[ACTIVITY] Only the lines containing the string "type" are needed; copy all of them from the listing.

[RECORDS FOR THIS TASK]
++++++++++
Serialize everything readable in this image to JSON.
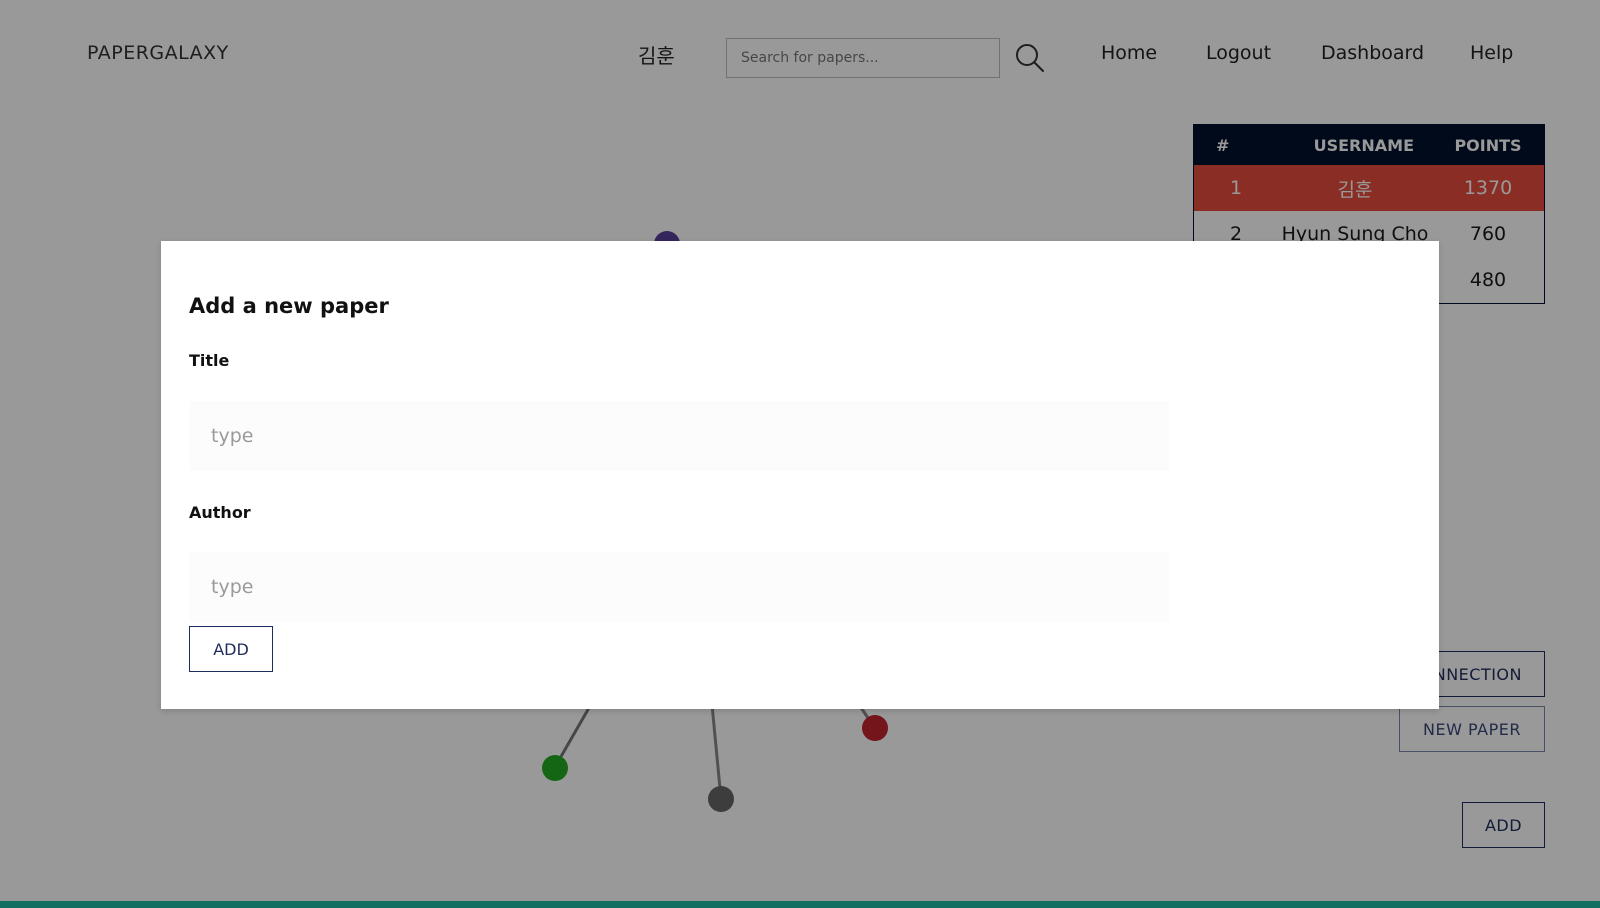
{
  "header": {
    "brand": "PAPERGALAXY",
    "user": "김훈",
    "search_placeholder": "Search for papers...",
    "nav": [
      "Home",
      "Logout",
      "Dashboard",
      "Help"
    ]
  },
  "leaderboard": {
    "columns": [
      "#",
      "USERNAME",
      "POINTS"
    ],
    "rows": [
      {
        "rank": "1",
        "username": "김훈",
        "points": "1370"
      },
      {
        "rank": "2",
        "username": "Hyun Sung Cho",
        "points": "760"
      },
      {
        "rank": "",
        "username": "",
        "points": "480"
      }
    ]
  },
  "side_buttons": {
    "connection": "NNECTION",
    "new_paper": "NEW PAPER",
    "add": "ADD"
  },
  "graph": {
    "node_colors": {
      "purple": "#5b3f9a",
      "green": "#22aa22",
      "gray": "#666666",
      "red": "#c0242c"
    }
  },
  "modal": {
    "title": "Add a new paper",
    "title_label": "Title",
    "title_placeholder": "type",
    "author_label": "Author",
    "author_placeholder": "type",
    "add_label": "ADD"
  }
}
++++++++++
[ANSWER BELOW]
    "title_placeholder": "type",
    "author_placeholder": "type",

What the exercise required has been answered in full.